§ Dataset rows for apps and sites:
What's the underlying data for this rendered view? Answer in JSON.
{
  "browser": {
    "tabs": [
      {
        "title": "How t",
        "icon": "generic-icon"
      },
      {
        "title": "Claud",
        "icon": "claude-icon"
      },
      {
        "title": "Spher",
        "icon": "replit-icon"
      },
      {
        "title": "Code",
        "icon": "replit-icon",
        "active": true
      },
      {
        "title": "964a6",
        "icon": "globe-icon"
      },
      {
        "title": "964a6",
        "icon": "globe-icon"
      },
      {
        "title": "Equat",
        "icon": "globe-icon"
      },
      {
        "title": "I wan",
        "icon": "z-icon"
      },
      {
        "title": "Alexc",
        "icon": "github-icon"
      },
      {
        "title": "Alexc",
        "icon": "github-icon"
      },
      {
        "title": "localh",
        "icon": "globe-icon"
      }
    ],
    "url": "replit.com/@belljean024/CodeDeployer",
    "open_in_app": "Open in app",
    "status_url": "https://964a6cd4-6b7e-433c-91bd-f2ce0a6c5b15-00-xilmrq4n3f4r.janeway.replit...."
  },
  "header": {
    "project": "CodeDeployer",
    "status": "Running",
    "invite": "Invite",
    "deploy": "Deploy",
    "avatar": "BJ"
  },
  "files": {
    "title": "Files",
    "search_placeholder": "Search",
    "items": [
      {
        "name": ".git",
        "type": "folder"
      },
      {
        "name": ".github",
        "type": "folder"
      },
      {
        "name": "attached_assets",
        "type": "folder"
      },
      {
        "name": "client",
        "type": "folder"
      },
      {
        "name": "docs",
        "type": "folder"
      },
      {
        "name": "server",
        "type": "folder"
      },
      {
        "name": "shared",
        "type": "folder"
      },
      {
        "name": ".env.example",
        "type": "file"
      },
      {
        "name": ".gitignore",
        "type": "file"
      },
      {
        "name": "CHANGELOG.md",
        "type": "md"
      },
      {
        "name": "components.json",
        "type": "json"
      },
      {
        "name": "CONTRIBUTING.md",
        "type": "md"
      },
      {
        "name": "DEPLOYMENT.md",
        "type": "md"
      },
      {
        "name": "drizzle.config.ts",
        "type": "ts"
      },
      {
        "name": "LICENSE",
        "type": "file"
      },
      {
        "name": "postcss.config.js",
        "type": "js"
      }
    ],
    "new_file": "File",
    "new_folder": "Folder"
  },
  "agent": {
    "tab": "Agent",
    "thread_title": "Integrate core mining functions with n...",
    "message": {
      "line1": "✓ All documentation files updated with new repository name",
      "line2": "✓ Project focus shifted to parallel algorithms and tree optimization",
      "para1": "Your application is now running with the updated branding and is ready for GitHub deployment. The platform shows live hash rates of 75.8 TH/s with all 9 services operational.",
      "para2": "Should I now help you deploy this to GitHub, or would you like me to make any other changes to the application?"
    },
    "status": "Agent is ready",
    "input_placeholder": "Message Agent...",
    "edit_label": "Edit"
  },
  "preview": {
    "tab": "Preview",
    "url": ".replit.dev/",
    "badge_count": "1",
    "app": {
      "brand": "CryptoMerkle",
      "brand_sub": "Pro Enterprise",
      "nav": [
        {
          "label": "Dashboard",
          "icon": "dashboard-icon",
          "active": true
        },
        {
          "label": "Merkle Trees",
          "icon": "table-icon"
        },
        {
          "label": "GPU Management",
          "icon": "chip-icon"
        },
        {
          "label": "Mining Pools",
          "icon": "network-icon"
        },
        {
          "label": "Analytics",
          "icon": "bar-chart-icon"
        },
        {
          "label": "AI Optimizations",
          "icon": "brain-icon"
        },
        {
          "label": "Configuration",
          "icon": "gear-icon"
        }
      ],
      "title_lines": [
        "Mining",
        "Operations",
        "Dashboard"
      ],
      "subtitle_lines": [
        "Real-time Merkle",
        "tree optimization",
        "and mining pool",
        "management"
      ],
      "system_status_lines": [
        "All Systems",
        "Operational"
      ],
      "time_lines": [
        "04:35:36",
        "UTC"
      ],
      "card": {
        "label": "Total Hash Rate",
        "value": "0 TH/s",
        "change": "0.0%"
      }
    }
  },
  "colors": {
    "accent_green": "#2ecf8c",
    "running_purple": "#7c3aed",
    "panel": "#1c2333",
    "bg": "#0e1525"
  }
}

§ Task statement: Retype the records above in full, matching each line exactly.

§ Task solution:
What's the underlying data for this rendered view? Answer in JSON.
{
  "browser": {
    "tabs": [
      {
        "title": "How t",
        "icon": "generic-icon"
      },
      {
        "title": "Claud",
        "icon": "claude-icon"
      },
      {
        "title": "Spher",
        "icon": "replit-icon"
      },
      {
        "title": "Code",
        "icon": "replit-icon",
        "active": true
      },
      {
        "title": "964a6",
        "icon": "globe-icon"
      },
      {
        "title": "964a6",
        "icon": "globe-icon"
      },
      {
        "title": "Equat",
        "icon": "globe-icon"
      },
      {
        "title": "I wan",
        "icon": "z-icon"
      },
      {
        "title": "Alexc",
        "icon": "github-icon"
      },
      {
        "title": "Alexc",
        "icon": "github-icon"
      },
      {
        "title": "localh",
        "icon": "globe-icon"
      }
    ],
    "url": "replit.com/@belljean024/CodeDeployer",
    "open_in_app": "Open in app",
    "status_url": "https://964a6cd4-6b7e-433c-91bd-f2ce0a6c5b15-00-xilmrq4n3f4r.janeway.replit...."
  },
  "header": {
    "project": "CodeDeployer",
    "status": "Running",
    "invite": "Invite",
    "deploy": "Deploy",
    "avatar": "BJ"
  },
  "files": {
    "title": "Files",
    "search_placeholder": "Search",
    "items": [
      {
        "name": ".git",
        "type": "folder"
      },
      {
        "name": ".github",
        "type": "folder"
      },
      {
        "name": "attached_assets",
        "type": "folder"
      },
      {
        "name": "client",
        "type": "folder"
      },
      {
        "name": "docs",
        "type": "folder"
      },
      {
        "name": "server",
        "type": "folder"
      },
      {
        "name": "shared",
        "type": "folder"
      },
      {
        "name": ".env.example",
        "type": "file"
      },
      {
        "name": ".gitignore",
        "type": "file"
      },
      {
        "name": "CHANGELOG.md",
        "type": "md"
      },
      {
        "name": "components.json",
        "type": "json"
      },
      {
        "name": "CONTRIBUTING.md",
        "type": "md"
      },
      {
        "name": "DEPLOYMENT.md",
        "type": "md"
      },
      {
        "name": "drizzle.config.ts",
        "type": "ts"
      },
      {
        "name": "LICENSE",
        "type": "file"
      },
      {
        "name": "postcss.config.js",
        "type": "js"
      }
    ],
    "new_file": "File",
    "new_folder": "Folder"
  },
  "agent": {
    "tab": "Agent",
    "thread_title": "Integrate core mining functions with n...",
    "message": {
      "line1": "✓ All documentation files updated with new repository name",
      "line2": "✓ Project focus shifted to parallel algorithms and tree optimization",
      "para1": "Your application is now running with the updated branding and is ready for GitHub deployment. The platform shows live hash rates of 75.8 TH/s with all 9 services operational.",
      "para2": "Should I now help you deploy this to GitHub, or would you like me to make any other changes to the application?"
    },
    "status": "Agent is ready",
    "input_placeholder": "Message Agent...",
    "edit_label": "Edit"
  },
  "preview": {
    "tab": "Preview",
    "url": ".replit.dev/",
    "badge_count": "1",
    "app": {
      "brand": "CryptoMerkle",
      "brand_sub": "Pro Enterprise",
      "nav": [
        {
          "label": "Dashboard",
          "icon": "dashboard-icon",
          "active": true
        },
        {
          "label": "Merkle Trees",
          "icon": "table-icon"
        },
        {
          "label": "GPU Management",
          "icon": "chip-icon"
        },
        {
          "label": "Mining Pools",
          "icon": "network-icon"
        },
        {
          "label": "Analytics",
          "icon": "bar-chart-icon"
        },
        {
          "label": "AI Optimizations",
          "icon": "brain-icon"
        },
        {
          "label": "Configuration",
          "icon": "gear-icon"
        }
      ],
      "title_lines": [
        "Mining",
        "Operations",
        "Dashboard"
      ],
      "subtitle_lines": [
        "Real-time Merkle",
        "tree optimization",
        "and mining pool",
        "management"
      ],
      "system_status_lines": [
        "All Systems",
        "Operational"
      ],
      "time_lines": [
        "04:35:36",
        "UTC"
      ],
      "card": {
        "label": "Total Hash Rate",
        "value": "0 TH/s",
        "change": "0.0%"
      }
    }
  },
  "colors": {
    "accent_green": "#2ecf8c",
    "running_purple": "#7c3aed",
    "panel": "#1c2333",
    "bg": "#0e1525"
  }
}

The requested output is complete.